Using XMLHTTP, you give the end-user a responsive user-interface much closer to the rich experience of a Windows Forms application and the best part is it s fairly easy to accomplish. The Apple site I mentioned above is an excellent resource for learning all the properties and methods that are exposed by the XMLHTTP object and is a great developer resource.
In a future article (in the Whidbey or Visual Studio 2005 timeframe), we ll cover the ASP.NET 2.0 way of doing XMLHTTP, which will be affectionately known as Client Callbacks.
With that, we remind you to e-mail your questions to us at [email protected].

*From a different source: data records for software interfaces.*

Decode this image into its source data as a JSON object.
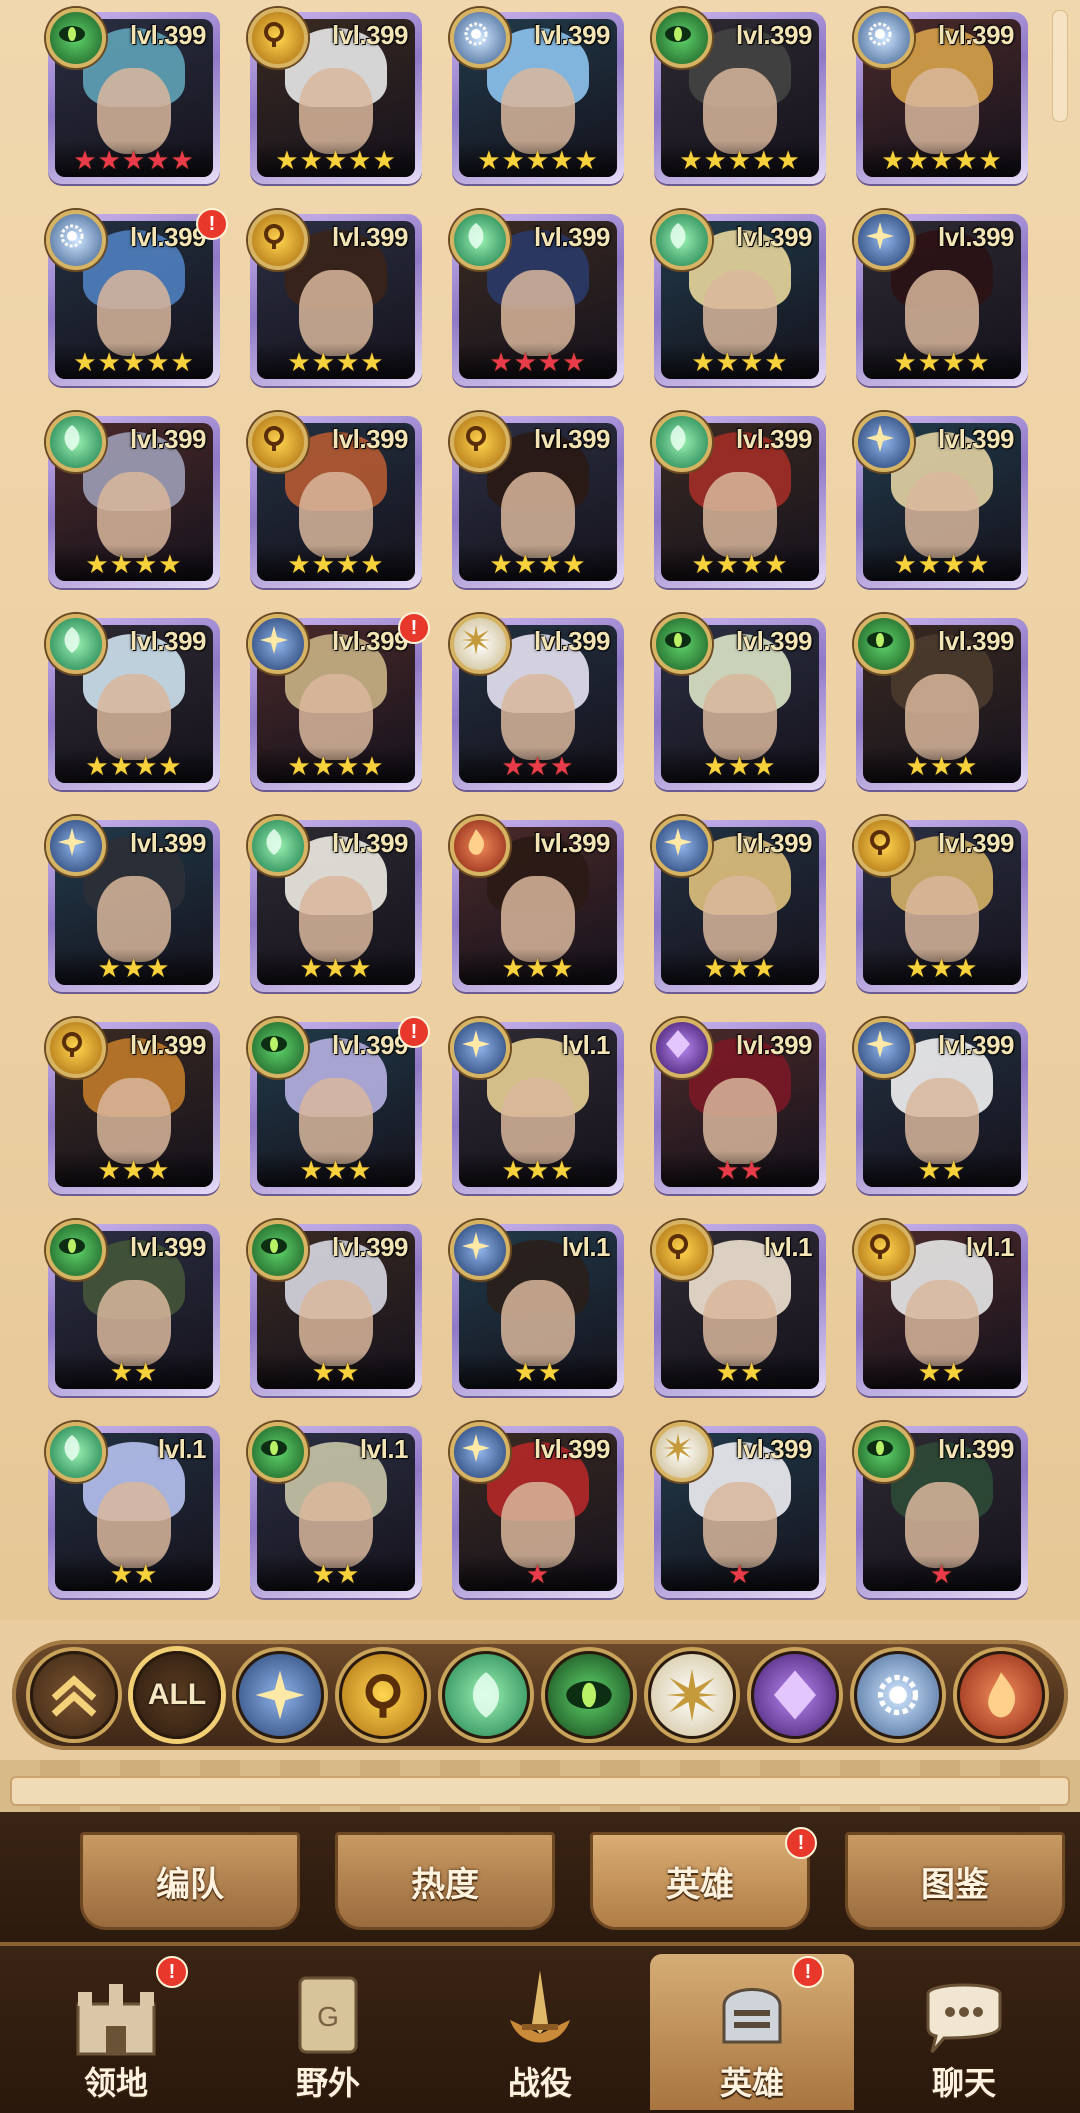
{
  "heroes": [
    {
      "level": "lvl.399",
      "faction": "wilder",
      "stars": 5,
      "star_color": "red",
      "alert": false,
      "hair": "#5fa3b8"
    },
    {
      "level": "lvl.399",
      "faction": "graveborn",
      "stars": 5,
      "star_color": "gold",
      "alert": false,
      "hair": "#e9e9e9"
    },
    {
      "level": "lvl.399",
      "faction": "dimensional",
      "stars": 5,
      "star_color": "gold",
      "alert": false,
      "hair": "#8ec4ef"
    },
    {
      "level": "lvl.399",
      "faction": "wilder",
      "stars": 5,
      "star_color": "gold",
      "alert": false,
      "hair": "#444"
    },
    {
      "level": "lvl.399",
      "faction": "dimensional",
      "stars": 5,
      "star_color": "gold",
      "alert": false,
      "hair": "#d7a24a"
    },
    {
      "level": "lvl.399",
      "faction": "dimensional",
      "stars": 5,
      "star_color": "gold",
      "alert": true,
      "hair": "#4f7fbf"
    },
    {
      "level": "lvl.399",
      "faction": "graveborn",
      "stars": 4,
      "star_color": "gold",
      "alert": false,
      "hair": "#3a2418"
    },
    {
      "level": "lvl.399",
      "faction": "maulers",
      "stars": 4,
      "star_color": "red",
      "alert": false,
      "hair": "#2a3a68"
    },
    {
      "level": "lvl.399",
      "faction": "maulers",
      "stars": 4,
      "star_color": "gold",
      "alert": false,
      "hair": "#e8d79c"
    },
    {
      "level": "lvl.399",
      "faction": "lightbearer",
      "stars": 4,
      "star_color": "gold",
      "alert": false,
      "hair": "#2b1214"
    },
    {
      "level": "lvl.399",
      "faction": "maulers",
      "stars": 4,
      "star_color": "gold",
      "alert": false,
      "hair": "#9d9db6"
    },
    {
      "level": "lvl.399",
      "faction": "graveborn",
      "stars": 4,
      "star_color": "gold",
      "alert": false,
      "hair": "#b55a32"
    },
    {
      "level": "lvl.399",
      "faction": "graveborn",
      "stars": 4,
      "star_color": "gold",
      "alert": false,
      "hair": "#2a1a14"
    },
    {
      "level": "lvl.399",
      "faction": "maulers",
      "stars": 4,
      "star_color": "gold",
      "alert": false,
      "hair": "#a22e26"
    },
    {
      "level": "lvl.399",
      "faction": "lightbearer",
      "stars": 4,
      "star_color": "gold",
      "alert": false,
      "hair": "#e3d3a4"
    },
    {
      "level": "lvl.399",
      "faction": "maulers",
      "stars": 4,
      "star_color": "gold",
      "alert": false,
      "hair": "#cfe3ef"
    },
    {
      "level": "lvl.399",
      "faction": "lightbearer",
      "stars": 4,
      "star_color": "gold",
      "alert": true,
      "hair": "#c9b386"
    },
    {
      "level": "lvl.399",
      "faction": "celestial",
      "stars": 3,
      "star_color": "red",
      "alert": false,
      "hair": "#e7e3f3"
    },
    {
      "level": "lvl.399",
      "faction": "wilder",
      "stars": 3,
      "star_color": "gold",
      "alert": false,
      "hair": "#dde6c8"
    },
    {
      "level": "lvl.399",
      "faction": "wilder",
      "stars": 3,
      "star_color": "gold",
      "alert": false,
      "hair": "#4b3b2e"
    },
    {
      "level": "lvl.399",
      "faction": "lightbearer",
      "stars": 3,
      "star_color": "gold",
      "alert": false,
      "hair": "#2c2f36"
    },
    {
      "level": "lvl.399",
      "faction": "maulers",
      "stars": 3,
      "star_color": "gold",
      "alert": false,
      "hair": "#f0ece4"
    },
    {
      "level": "lvl.399",
      "faction": "hypogean",
      "stars": 3,
      "star_color": "gold",
      "alert": false,
      "hair": "#2a1a14"
    },
    {
      "level": "lvl.399",
      "faction": "lightbearer",
      "stars": 3,
      "star_color": "gold",
      "alert": false,
      "hair": "#e0c27e"
    },
    {
      "level": "lvl.399",
      "faction": "graveborn",
      "stars": 3,
      "star_color": "gold",
      "alert": false,
      "hair": "#d4b166"
    },
    {
      "level": "lvl.399",
      "faction": "graveborn",
      "stars": 3,
      "star_color": "gold",
      "alert": false,
      "hair": "#c07a2a"
    },
    {
      "level": "lvl.399",
      "faction": "wilder",
      "stars": 3,
      "star_color": "gold",
      "alert": true,
      "hair": "#b7b1e2"
    },
    {
      "level": "lvl.1",
      "faction": "lightbearer",
      "stars": 3,
      "star_color": "gold",
      "alert": false,
      "hair": "#e7cf94"
    },
    {
      "level": "lvl.399",
      "faction": "mauler-purple",
      "stars": 2,
      "star_color": "red",
      "alert": false,
      "hair": "#7a1826"
    },
    {
      "level": "lvl.399",
      "faction": "lightbearer",
      "stars": 2,
      "star_color": "gold",
      "alert": false,
      "hair": "#f2f2f2"
    },
    {
      "level": "lvl.399",
      "faction": "wilder",
      "stars": 2,
      "star_color": "gold",
      "alert": false,
      "hair": "#44553a"
    },
    {
      "level": "lvl.399",
      "faction": "wilder",
      "stars": 2,
      "star_color": "gold",
      "alert": false,
      "hair": "#d8d8e2"
    },
    {
      "level": "lvl.1",
      "faction": "lightbearer",
      "stars": 2,
      "star_color": "gold",
      "alert": false,
      "hair": "#2a1f1a"
    },
    {
      "level": "lvl.1",
      "faction": "graveborn",
      "stars": 2,
      "star_color": "gold",
      "alert": false,
      "hair": "#efe3d3"
    },
    {
      "level": "lvl.1",
      "faction": "graveborn",
      "stars": 2,
      "star_color": "gold",
      "alert": false,
      "hair": "#e8e8e8"
    },
    {
      "level": "lvl.1",
      "faction": "maulers",
      "stars": 2,
      "star_color": "gold",
      "alert": false,
      "hair": "#b7c2f1"
    },
    {
      "level": "lvl.1",
      "faction": "wilder",
      "stars": 2,
      "star_color": "gold",
      "alert": false,
      "hair": "#c9c5a8"
    },
    {
      "level": "lvl.399",
      "faction": "lightbearer",
      "stars": 1,
      "star_color": "red",
      "alert": false,
      "hair": "#b52828"
    },
    {
      "level": "lvl.399",
      "faction": "celestial",
      "stars": 1,
      "star_color": "red",
      "alert": false,
      "hair": "#f0f0f4"
    },
    {
      "level": "lvl.399",
      "faction": "wilder",
      "stars": 1,
      "star_color": "red",
      "alert": false,
      "hair": "#2e4a36"
    }
  ],
  "alert_mark": "!",
  "filter": {
    "all_label": "ALL",
    "buttons": [
      "collapse",
      "all",
      "lightbearer",
      "graveborn",
      "maulers",
      "wilder",
      "celestial",
      "hypogean",
      "dimensional",
      "fire"
    ]
  },
  "subtabs": [
    {
      "label": "编队",
      "active": false,
      "alert": false
    },
    {
      "label": "热度",
      "active": false,
      "alert": false
    },
    {
      "label": "英雄",
      "active": true,
      "alert": true
    },
    {
      "label": "图鉴",
      "active": false,
      "alert": false
    }
  ],
  "nav": [
    {
      "label": "领地",
      "icon": "castle-icon",
      "active": false,
      "alert": true
    },
    {
      "label": "野外",
      "icon": "scroll-map-icon",
      "active": false,
      "alert": false
    },
    {
      "label": "战役",
      "icon": "sword-crest-icon",
      "active": false,
      "alert": false
    },
    {
      "label": "英雄",
      "icon": "knight-helmet-icon",
      "active": true,
      "alert": true
    },
    {
      "label": "聊天",
      "icon": "chat-bubble-icon",
      "active": false,
      "alert": false
    }
  ],
  "colors": {
    "star_gold": "#f7d23c",
    "star_red": "#ea3b4a",
    "frame_purple": "#8f78c6",
    "alert_red": "#e8382c"
  }
}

Andrew Flick is a .NET technical evangelist for Infragistics Inc., a Microsoft Visual Studio Industry Partner. He is responsible for authoring reference applications and .NET technology articles, as well as delivering Infragistics technology demonstrations worldwide. Andrew is a Microsoft .NET MVP and is the chair of the INETA Academic Student Committee. Contact Andrew at mailto:[email protected].
Devin Rader is an Infragistics Technology Evangelist and is responsible for authoring Infragistics reference applications and .NET technology articles, as well as the world-wide delivery of Infragistics technology demonstrations. Devin is an active member and leader for INETA, has served as the sole technical editor for numerous works, and is a contributing author for the soon to be published ASP.NET 2.0 Professional. Contact Devin at mailto:[email protected].